One of the interesting things about reading this book recently is because I heard a few weeks ago that Pat Buchanan (I think) was blaming immigrants for bringing leprosy into the country. Now, Buchanan's an idiot, but CNN (or was it MSNBC?) reported it too, claiming that in the past three years, we've seen 7000 new cases of leprosy. 60 Minutes put the kibosh on that, pointing out that it's 7000 new cases in 30 years, but I get a bit peeved when a news organization doesn't do its homework. Tayman points out that we shouldn't even call it leprosy because of the negative connotations; it's called Hansen's disease after the man who discovered the bacillus. I'm sure a quick call to a doctor would have confirmed that. Also, for CNN (or MSNBC) to suggest that this would be a major epidemic, when leprosy is not that communicable, is just awful. Buchanan, of course, wants to scare everyone into deporting all those filthy immigrants. I guess I thought news organizations were above that. I know, silly me.

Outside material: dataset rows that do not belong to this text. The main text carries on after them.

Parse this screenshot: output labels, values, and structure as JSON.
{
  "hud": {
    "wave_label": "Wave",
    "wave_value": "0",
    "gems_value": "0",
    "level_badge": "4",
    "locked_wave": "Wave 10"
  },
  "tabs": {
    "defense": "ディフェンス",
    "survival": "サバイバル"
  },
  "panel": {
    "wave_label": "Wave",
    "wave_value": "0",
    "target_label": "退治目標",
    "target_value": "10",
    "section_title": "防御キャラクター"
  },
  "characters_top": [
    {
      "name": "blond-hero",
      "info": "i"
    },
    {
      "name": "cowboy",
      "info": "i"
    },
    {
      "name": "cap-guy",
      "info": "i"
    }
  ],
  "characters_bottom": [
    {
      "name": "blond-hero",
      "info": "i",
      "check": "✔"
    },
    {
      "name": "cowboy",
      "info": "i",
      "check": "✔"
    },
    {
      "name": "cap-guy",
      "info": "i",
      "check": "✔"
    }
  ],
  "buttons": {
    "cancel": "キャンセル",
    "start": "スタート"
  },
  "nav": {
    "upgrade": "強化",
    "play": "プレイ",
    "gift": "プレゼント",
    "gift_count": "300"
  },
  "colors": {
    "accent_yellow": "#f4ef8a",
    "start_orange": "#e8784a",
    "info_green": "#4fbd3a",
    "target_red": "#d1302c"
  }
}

Another problem with the way Tayman writes the final section, and the problem with any book that relies on interviews and personal accounting, is the potential for controversy. Three of the people Tayman focuses on in the book have disavowed most of it, and even Tayman's movements into the colony have been questioned. It's an interesting side note to the book, but it doesn't change the fact that it's a very compelling read. Tayman's blog is here, by the way, if you're interested.